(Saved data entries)
^^^^

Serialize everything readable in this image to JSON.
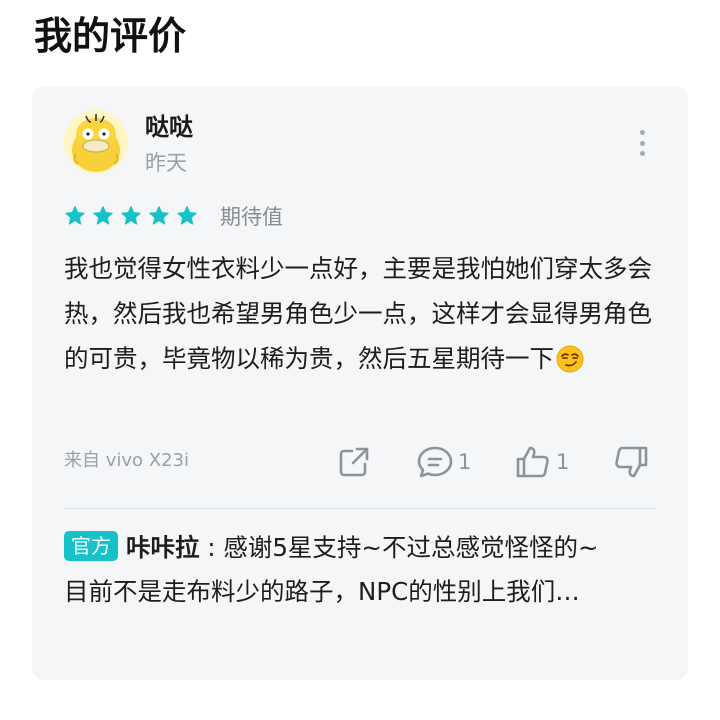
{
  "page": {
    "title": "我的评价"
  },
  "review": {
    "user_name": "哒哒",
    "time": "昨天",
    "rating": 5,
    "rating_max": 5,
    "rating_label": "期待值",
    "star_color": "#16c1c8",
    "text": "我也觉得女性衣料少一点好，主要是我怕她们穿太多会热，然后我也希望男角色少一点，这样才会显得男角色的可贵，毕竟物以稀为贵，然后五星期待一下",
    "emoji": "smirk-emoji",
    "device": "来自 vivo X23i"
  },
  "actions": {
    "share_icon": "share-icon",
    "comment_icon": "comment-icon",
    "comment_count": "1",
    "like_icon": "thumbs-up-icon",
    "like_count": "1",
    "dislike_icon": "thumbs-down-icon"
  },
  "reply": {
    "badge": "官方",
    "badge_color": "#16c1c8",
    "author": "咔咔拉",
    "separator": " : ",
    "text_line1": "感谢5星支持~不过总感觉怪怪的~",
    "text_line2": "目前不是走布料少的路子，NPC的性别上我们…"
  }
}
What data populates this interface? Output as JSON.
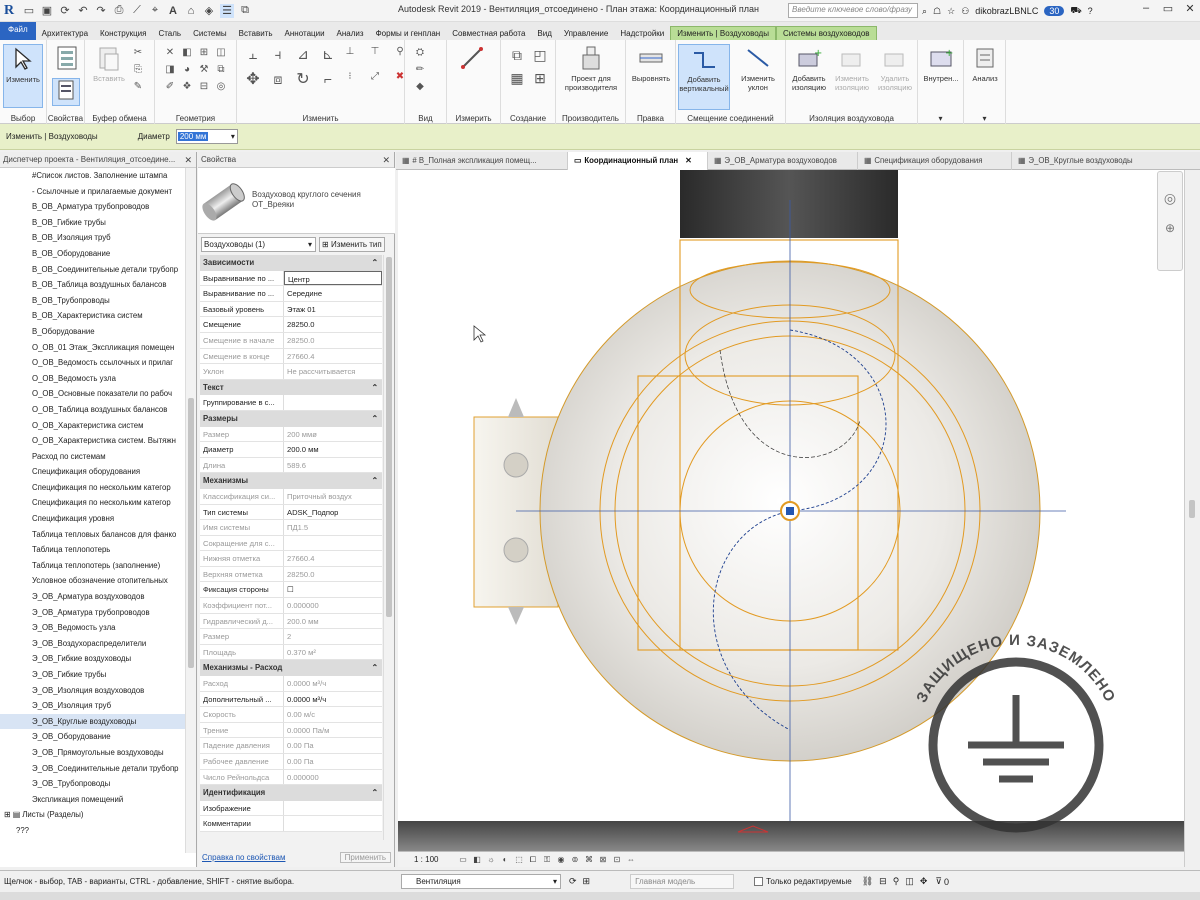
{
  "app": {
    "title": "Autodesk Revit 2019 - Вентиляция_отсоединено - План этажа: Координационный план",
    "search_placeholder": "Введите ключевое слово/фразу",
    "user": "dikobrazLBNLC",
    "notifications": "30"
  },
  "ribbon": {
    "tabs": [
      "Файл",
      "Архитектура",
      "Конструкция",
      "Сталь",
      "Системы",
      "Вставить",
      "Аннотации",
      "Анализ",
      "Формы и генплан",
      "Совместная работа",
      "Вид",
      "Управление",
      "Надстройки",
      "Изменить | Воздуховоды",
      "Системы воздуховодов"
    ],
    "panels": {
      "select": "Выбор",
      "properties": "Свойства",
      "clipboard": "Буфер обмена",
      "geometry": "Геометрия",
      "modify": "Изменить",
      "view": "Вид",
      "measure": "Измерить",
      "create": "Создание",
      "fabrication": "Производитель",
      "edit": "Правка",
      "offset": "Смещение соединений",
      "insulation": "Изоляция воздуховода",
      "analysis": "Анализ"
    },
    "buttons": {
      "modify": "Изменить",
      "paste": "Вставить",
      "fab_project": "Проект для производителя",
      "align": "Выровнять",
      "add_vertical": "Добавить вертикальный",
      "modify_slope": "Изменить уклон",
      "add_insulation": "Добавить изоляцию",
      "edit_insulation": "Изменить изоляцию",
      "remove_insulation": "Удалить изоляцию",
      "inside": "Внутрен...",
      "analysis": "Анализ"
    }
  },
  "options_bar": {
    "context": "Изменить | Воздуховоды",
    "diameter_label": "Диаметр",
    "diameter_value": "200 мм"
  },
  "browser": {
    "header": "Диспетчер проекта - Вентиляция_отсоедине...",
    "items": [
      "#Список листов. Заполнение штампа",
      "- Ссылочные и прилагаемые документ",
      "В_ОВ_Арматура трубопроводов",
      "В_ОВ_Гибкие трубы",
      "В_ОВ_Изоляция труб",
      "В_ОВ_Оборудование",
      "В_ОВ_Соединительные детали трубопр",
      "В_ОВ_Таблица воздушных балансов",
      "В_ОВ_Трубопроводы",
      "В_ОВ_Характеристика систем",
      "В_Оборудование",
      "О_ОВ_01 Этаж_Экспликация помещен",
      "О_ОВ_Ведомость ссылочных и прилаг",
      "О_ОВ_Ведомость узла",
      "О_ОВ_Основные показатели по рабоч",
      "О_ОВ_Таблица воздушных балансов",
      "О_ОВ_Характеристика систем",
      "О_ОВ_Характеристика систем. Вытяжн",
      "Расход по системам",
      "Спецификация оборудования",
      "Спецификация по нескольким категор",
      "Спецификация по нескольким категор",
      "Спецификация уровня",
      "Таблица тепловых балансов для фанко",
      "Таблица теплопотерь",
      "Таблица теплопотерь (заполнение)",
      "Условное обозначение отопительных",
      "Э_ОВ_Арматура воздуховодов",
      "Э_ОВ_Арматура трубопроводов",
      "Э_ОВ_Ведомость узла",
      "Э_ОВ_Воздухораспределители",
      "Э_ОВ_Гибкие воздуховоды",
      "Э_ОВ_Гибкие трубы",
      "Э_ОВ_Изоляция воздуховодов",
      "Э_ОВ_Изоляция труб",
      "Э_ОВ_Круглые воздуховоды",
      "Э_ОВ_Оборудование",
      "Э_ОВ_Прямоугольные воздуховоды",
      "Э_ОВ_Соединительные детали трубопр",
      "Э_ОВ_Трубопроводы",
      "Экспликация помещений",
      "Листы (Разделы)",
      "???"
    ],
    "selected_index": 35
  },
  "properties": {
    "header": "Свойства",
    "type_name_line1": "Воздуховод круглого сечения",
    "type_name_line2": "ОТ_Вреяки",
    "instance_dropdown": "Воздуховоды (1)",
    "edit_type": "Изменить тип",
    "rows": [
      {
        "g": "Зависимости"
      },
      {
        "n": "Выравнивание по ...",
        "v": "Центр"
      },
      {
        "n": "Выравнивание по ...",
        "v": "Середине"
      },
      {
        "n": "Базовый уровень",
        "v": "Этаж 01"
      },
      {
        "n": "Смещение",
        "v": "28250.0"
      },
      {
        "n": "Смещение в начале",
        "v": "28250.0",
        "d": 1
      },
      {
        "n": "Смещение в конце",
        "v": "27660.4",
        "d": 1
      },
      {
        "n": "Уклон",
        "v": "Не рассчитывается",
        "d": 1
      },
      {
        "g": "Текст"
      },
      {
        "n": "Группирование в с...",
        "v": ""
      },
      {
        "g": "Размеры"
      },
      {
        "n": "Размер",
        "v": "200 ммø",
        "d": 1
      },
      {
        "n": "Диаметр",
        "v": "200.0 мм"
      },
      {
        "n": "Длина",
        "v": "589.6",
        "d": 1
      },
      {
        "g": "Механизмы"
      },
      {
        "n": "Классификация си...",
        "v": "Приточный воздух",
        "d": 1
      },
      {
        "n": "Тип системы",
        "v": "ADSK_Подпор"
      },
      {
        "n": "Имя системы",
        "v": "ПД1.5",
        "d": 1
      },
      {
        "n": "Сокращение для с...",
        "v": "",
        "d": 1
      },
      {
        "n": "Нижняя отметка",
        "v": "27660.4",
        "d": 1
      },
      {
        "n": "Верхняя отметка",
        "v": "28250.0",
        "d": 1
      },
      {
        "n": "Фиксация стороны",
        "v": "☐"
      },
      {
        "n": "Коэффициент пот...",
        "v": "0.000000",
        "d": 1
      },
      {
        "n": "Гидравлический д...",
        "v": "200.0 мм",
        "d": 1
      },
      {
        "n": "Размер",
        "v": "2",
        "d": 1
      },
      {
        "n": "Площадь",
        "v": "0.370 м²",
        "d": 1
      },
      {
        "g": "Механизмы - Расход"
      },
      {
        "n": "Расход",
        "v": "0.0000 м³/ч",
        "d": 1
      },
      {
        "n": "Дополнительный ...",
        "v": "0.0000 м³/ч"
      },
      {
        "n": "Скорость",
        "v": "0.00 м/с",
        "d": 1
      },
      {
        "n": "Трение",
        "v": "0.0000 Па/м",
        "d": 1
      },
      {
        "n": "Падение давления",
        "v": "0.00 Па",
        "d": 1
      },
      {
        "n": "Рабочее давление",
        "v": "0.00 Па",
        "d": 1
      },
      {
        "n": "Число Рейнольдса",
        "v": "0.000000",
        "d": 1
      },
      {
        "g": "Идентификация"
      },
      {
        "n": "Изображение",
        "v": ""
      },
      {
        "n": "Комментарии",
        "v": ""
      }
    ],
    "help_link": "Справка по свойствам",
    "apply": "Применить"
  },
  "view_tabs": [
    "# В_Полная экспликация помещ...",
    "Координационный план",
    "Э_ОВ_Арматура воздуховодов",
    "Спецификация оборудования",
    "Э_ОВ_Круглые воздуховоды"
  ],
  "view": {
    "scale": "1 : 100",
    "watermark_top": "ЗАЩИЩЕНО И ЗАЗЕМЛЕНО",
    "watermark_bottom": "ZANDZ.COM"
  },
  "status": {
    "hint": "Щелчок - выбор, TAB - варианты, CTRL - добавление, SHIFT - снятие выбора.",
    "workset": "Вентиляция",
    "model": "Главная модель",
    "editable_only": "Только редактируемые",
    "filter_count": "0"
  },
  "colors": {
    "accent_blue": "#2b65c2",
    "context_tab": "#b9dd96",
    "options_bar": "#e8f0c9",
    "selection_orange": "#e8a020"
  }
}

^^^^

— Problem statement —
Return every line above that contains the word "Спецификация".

— Result —
      "Спецификация оборудования",
      "Спецификация по нескольким категор",
      "Спецификация по нескольким категор",
      "Спецификация уровня",
    "Спецификация оборудования",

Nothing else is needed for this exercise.